UPDATE: 1:44 p.m., March 30, 2021:
On their second day operating the San Diego Convention Center as a shelter for unaccompanied migrant girls, federal and local authorities began seeking sponsors and providing care for the 723 who have arrived so far, including 70 who have tested positive for COVID-19.
U.S. Health and Human Services is overseeing the process of moving the teens and settling them with relatives and other sponsors in the U.S. The shelter, which can hold up to 1,450 minors, is the only one in the U.S. open exclusively to girls.
"It just makes a lot of sense to separate girls and boys; they have a little bit different needs and different things that make them feel nurtured," said Bonnie Preston, acting regional director for U.S. Health and Human Services.
Among those who arrived Monday, 70 tested positive for COVID-19, Preston said, noting that teens being held at the center will be tested for COVID-19 every three days. Those who test positive are held on a separate floor from the others. Those who were exposed to the virus but tested negative also are held in a separate group, with guidance from the Centers for Disease Control and Prevention (CDC).
Preston said her agency has focused so far on the minors who have been in custody the longest.
Once brought to the center, the girls are separated into groups of 50 for services and care.
"They are together for everything," Preston said, adding that their beds are separated just with draping.
Groups of minors are to arrive every other day to allow the teens at least 24 hours to settle in before another group arrives; the next group is expected on Wednesday, Preston said.
The San Diego County Office of Education plans to provide the teens with in-person educational services during the 14 to 30 days they are held at the convention center.
State law mandates that all children in California receive education regardless of their immigration status or their detention in government facilities.

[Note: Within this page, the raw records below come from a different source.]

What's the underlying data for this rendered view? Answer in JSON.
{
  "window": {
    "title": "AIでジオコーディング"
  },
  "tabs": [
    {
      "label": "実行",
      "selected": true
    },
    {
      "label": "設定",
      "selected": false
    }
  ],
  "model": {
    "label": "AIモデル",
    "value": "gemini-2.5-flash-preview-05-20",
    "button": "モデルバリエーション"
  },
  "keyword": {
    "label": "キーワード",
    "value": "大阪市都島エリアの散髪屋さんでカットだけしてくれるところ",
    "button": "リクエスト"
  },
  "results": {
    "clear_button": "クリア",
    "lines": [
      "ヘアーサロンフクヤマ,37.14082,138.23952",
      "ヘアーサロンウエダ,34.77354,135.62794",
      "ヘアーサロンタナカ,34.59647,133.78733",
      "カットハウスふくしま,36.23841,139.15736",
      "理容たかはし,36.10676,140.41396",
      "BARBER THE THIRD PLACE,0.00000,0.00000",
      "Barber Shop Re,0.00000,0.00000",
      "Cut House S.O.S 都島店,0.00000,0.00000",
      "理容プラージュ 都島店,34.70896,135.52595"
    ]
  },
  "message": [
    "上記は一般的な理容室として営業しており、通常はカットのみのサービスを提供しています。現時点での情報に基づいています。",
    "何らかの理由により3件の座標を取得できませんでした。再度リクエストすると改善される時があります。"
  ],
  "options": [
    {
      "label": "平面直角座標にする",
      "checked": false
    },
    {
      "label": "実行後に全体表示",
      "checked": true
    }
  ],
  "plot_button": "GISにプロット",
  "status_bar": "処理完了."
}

"We want to instill hope, instill joy, and show care for our students while they are with us, no matter if that's for a few days or a few months," said county Superintendent of Education Paul Gothold.
Rep. Darrell Issa, R-Temecula, whose district includes parts of northeast San Diego County and parts of Riverside County, released a statement criticizing in-person instruction for migrants, noting that some San Diego County residents have been eager for schools to reopen completely.
"The decision to provide in-person instruction to illegal migrants is outrageous and parents have every right to be angry," Issa said.
In its response, the San Diego County Office of Education said it does not have the authority to mandate reopening at individual districts, charter schools and private schools.
Music Watson, spokeswoman for the Office of Education, reiterated the agency's commitment to serving the migrant teens.
"All children in California, regardless of immigration status, have a constitutional right to education," she said. "We also have a moral obligation to address the needs of our most vulnerable children."